But for every mother of boys only – even the ones, like me, who wanted them – there comes a moment. A moment when you realize all the things you won’t do with a mini-me. No princess costumes, pedicures or prom dresses. No watching your daughter become a bride, or sharing the experience of motherhood.
This is the moment when you realize that you will, in fact, live the next years of your life in a sausage factory.
At that moment, you feel the slightest twinge of longing in your heart. And then you must collect yourself, because one son is hanging off the top shelf of the pantry in an ill-fated Oreo raid and the other is preparing to dump an assload of Legos down the toilet.
And it occurs to you that maybe you’re romanticizing the whole girl thing. OK, so you won’t be able to sew you and your little sweetheart matching dresses from McCall’s patterns like your own mother did. So what? You don’t even know how to sew on a button. Plus, there are some pretty major perks to being a dude-maker. Case in point:
1) You don’t ever have to discuss “menstruation.” Is there a more cringe-worthy word in the English language? Or topic? With boys, you dodge this (one) personal hygiene bullet and avoid the divisive plastic vs. cardboard debate.
2) You won’t have to share. Clothes. Jewelry. Make-up. The aforementioned feminine hygiene products. There won’t be any trying on mommy’s dresses and stumbling around in her high heels. Unless, well… my sons turn out to be “unique.” Not that there’s anything wrong with that.

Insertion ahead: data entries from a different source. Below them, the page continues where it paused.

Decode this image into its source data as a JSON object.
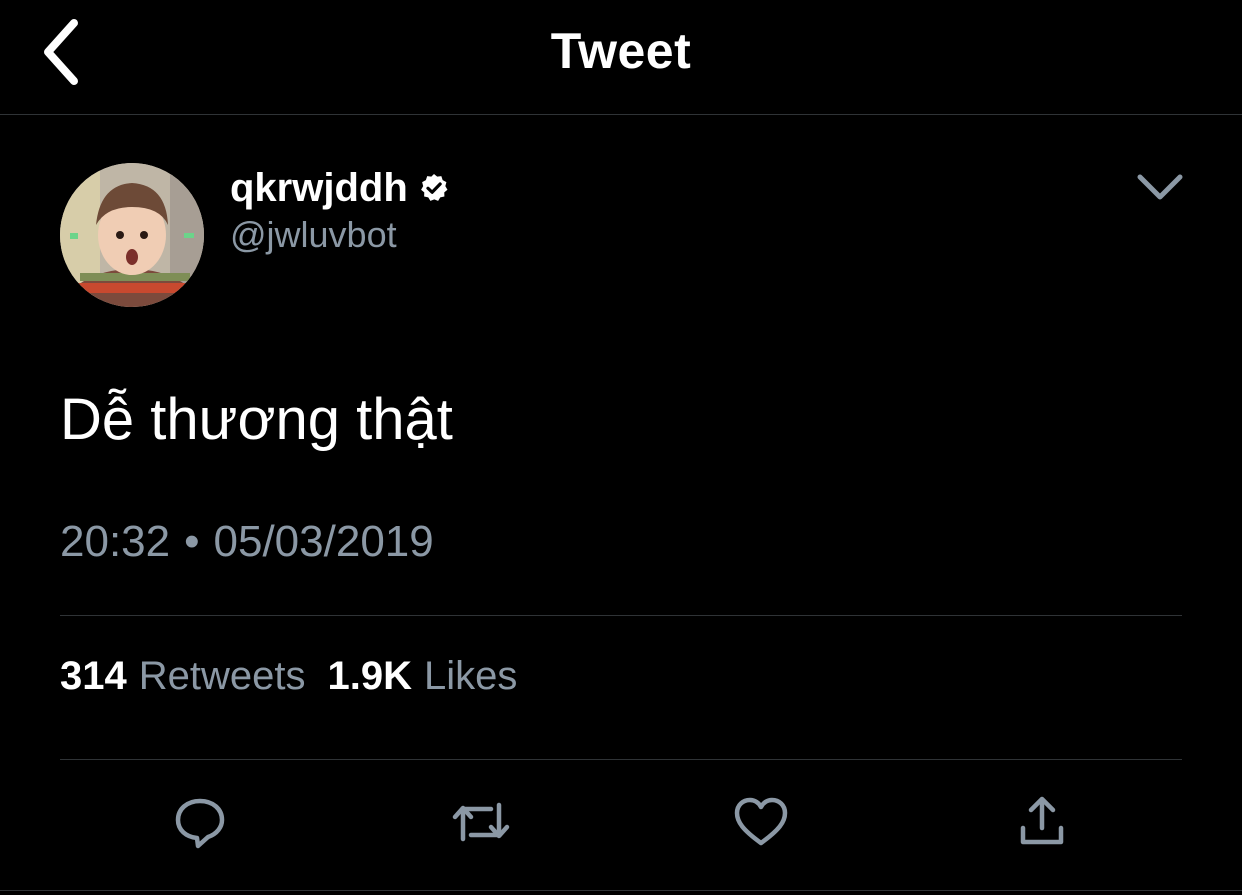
{
  "header": {
    "title": "Tweet",
    "back_icon": "chevron-left-icon"
  },
  "tweet": {
    "author": {
      "display_name": "qkrwjddh",
      "handle": "@jwluvbot",
      "verified": true
    },
    "text": "Dễ thương thật",
    "time": "20:32",
    "separator": "•",
    "date": "05/03/2019",
    "stats": {
      "retweets_count": "314",
      "retweets_label": "Retweets",
      "likes_count": "1.9K",
      "likes_label": "Likes"
    }
  },
  "actions": [
    {
      "icon": "reply-icon"
    },
    {
      "icon": "retweet-icon"
    },
    {
      "icon": "like-icon"
    },
    {
      "icon": "share-icon"
    }
  ],
  "colors": {
    "background": "#000000",
    "text_primary": "#ffffff",
    "text_secondary": "#8b98a5",
    "divider": "#2f3336"
  }
}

3) Wardrobe battles will be easier. Sure, I might yell, “You’re not leaving the house in that!” but it will be because the outfit in question has a ketchup stain on it. Maybe a shirt is untucked or socks don’t match. Not because it makes my child look like Jodie Foster in “Taxi Driver.”
4) You won’t have to drop serious coin on a lavish wedding. I’ll empty my wallet on an outrageously extravagant rehearsal dinner, thankyouverymuch.

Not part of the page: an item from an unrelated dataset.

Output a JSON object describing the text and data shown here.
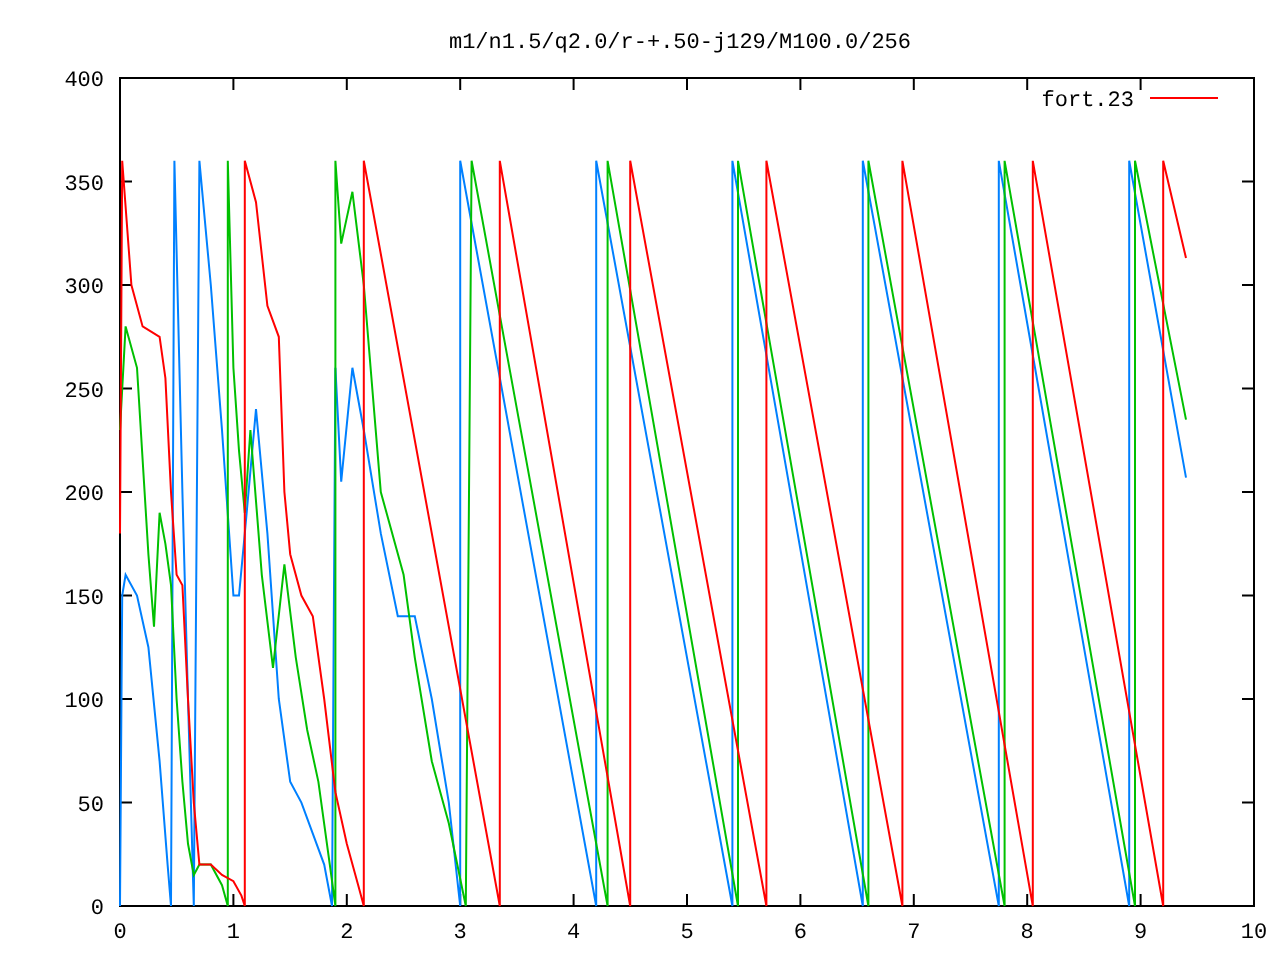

5) You can be alone. Daddy and the boys can go to the men’s room, the football game, Boy Scout camp, Sport Clips, Hooter’s, the Three Stooges Film Festival , the man cave, where-the-hell-ever. All. Without. Mom.
6) You can indulge in your secret love for bathroom humor. You can lose the “ladylike” act and toss out some good fart jokes. You know you want to.
7) You won’t have to describe what a gynecologist does and how he does it. Because when I went to see the gyno for the first time in the ninth grade (for the aforementioned bad cramps), I nearly lost my shit when this creepy guy with ear hair started using words like “speculum.”
8) You won’t have to do the heavy lifting during “the talk.” Dad can explain the birds and the bees while Mom just pokes her head in to impart wisdom about true love and the stork.
So, there’ll be more “Cars” than “Frozen” in my life, more Batman than baby dolls, more Little League games than dance recitals, and considerably less urine directed into the toilet than sprayed everywhere but.
That’s OK. I always figured I was meant to be the mother of boys.
Tracey Schaefer clings to her sanity in the D.C. suburbs while taking care of her husband and two young sons. Find her “Spit Up, Meltdowns and Blowouts” blog on Facebook